Page and application data records

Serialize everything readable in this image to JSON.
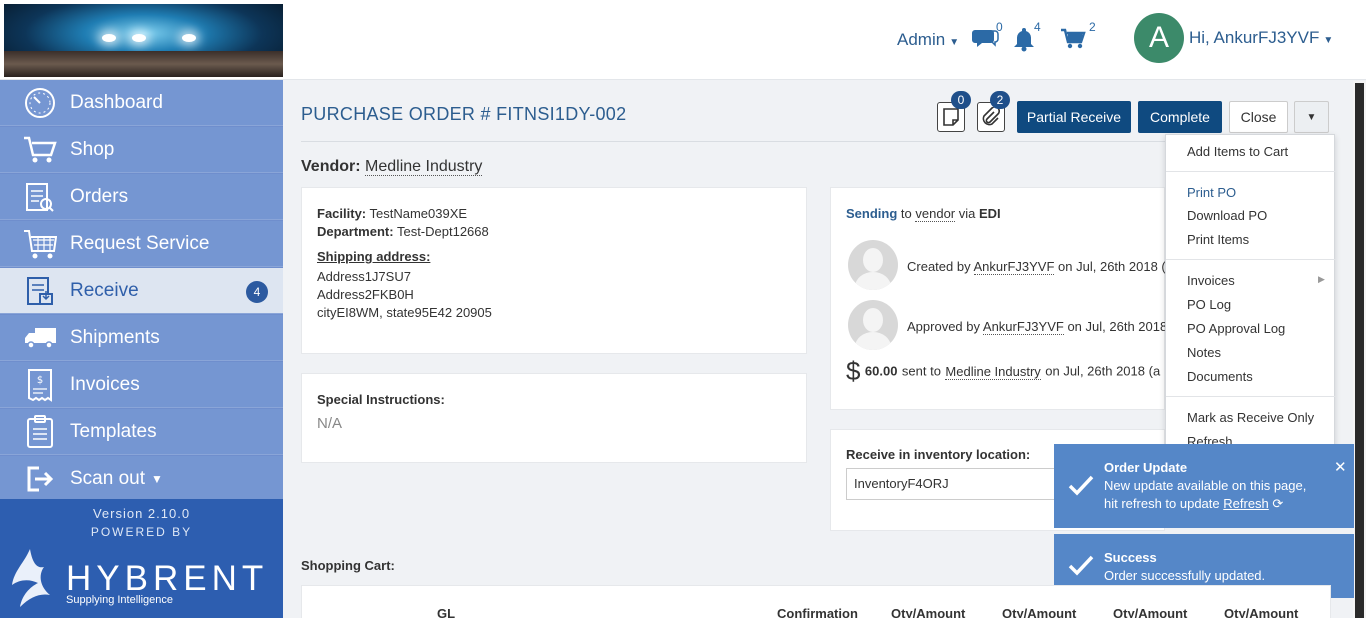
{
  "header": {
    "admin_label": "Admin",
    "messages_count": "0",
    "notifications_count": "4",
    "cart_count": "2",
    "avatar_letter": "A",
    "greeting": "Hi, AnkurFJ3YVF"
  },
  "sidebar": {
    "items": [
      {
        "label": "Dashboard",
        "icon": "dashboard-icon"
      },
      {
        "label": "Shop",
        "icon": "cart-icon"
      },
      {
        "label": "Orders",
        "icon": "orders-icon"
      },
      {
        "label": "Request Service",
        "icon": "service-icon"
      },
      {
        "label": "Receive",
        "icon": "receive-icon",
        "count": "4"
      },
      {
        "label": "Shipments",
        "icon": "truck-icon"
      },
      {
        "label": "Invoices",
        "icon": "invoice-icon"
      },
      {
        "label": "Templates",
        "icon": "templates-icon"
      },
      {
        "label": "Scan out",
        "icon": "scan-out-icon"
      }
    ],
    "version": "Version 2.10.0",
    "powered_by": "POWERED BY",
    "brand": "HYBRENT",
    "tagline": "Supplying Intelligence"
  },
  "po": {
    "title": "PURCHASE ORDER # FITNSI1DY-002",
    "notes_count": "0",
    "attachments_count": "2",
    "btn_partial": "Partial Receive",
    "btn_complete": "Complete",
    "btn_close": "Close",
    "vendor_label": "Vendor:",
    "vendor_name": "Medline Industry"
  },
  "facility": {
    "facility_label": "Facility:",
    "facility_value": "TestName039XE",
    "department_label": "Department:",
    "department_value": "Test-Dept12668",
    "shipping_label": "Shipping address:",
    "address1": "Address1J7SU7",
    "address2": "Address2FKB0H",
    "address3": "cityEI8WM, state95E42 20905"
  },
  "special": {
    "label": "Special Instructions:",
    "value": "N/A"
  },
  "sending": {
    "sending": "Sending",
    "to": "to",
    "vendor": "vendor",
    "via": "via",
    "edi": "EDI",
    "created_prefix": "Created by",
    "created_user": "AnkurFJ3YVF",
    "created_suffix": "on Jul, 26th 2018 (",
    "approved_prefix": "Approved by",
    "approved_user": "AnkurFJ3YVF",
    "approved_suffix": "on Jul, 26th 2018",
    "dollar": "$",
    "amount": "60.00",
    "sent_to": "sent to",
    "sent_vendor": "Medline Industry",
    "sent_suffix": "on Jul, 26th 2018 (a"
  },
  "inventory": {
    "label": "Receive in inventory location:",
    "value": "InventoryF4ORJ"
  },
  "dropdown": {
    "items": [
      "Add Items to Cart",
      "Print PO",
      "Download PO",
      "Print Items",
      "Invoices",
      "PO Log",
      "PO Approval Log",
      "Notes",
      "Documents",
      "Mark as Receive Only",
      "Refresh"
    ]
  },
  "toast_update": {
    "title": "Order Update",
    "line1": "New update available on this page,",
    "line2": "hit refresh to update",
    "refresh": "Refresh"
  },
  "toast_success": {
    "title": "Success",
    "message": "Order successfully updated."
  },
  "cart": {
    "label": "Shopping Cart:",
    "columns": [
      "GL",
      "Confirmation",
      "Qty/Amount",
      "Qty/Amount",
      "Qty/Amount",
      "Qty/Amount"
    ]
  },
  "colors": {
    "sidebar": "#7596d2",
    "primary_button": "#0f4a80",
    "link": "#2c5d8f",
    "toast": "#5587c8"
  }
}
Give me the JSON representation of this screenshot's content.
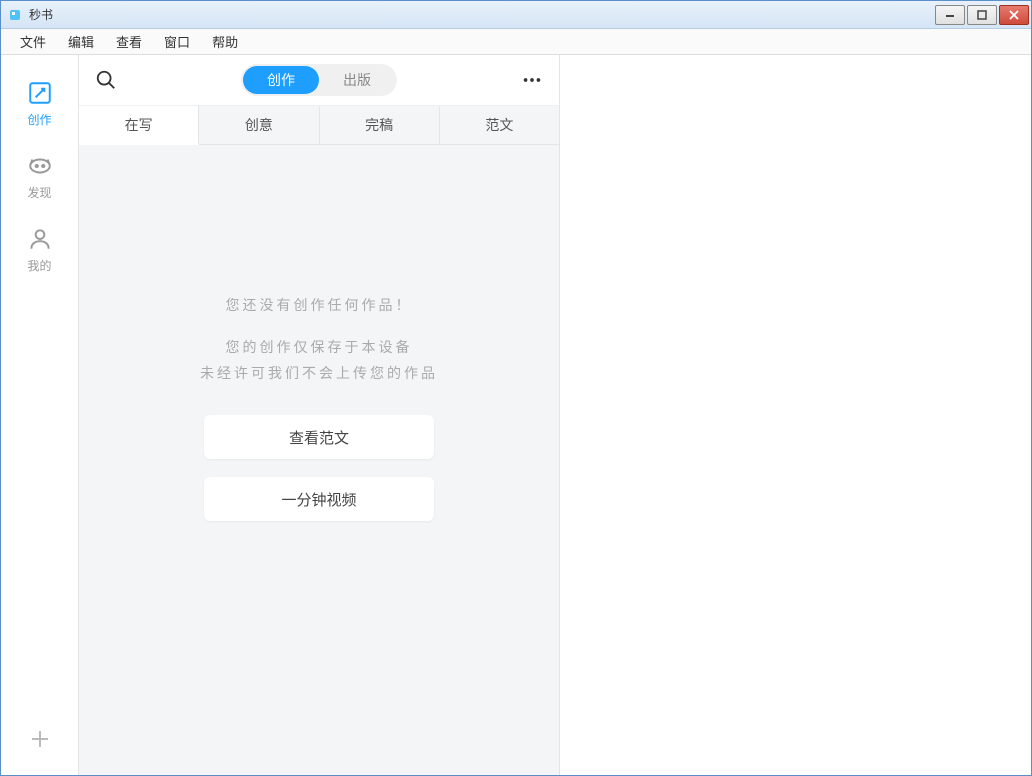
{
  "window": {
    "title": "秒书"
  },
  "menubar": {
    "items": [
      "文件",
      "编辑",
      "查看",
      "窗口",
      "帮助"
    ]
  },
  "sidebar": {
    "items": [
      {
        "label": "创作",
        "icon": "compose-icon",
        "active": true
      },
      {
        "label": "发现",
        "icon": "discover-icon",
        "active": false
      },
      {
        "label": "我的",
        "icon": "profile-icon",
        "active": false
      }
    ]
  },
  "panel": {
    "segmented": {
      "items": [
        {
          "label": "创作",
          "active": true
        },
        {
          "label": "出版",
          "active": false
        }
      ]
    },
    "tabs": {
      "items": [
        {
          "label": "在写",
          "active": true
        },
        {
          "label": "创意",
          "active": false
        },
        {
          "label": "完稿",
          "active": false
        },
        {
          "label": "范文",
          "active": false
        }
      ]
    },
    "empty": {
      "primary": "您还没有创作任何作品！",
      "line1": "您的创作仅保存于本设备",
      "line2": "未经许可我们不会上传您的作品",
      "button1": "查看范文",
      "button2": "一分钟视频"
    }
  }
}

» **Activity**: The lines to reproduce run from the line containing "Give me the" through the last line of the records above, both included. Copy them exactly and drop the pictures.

» **Completed exercise**:
Give me the JSON representation of this screenshot's content.
{
  "window": {
    "title": "秒书"
  },
  "menubar": {
    "items": [
      "文件",
      "编辑",
      "查看",
      "窗口",
      "帮助"
    ]
  },
  "sidebar": {
    "items": [
      {
        "label": "创作",
        "icon": "compose-icon",
        "active": true
      },
      {
        "label": "发现",
        "icon": "discover-icon",
        "active": false
      },
      {
        "label": "我的",
        "icon": "profile-icon",
        "active": false
      }
    ]
  },
  "panel": {
    "segmented": {
      "items": [
        {
          "label": "创作",
          "active": true
        },
        {
          "label": "出版",
          "active": false
        }
      ]
    },
    "tabs": {
      "items": [
        {
          "label": "在写",
          "active": true
        },
        {
          "label": "创意",
          "active": false
        },
        {
          "label": "完稿",
          "active": false
        },
        {
          "label": "范文",
          "active": false
        }
      ]
    },
    "empty": {
      "primary": "您还没有创作任何作品！",
      "line1": "您的创作仅保存于本设备",
      "line2": "未经许可我们不会上传您的作品",
      "button1": "查看范文",
      "button2": "一分钟视频"
    }
  }
}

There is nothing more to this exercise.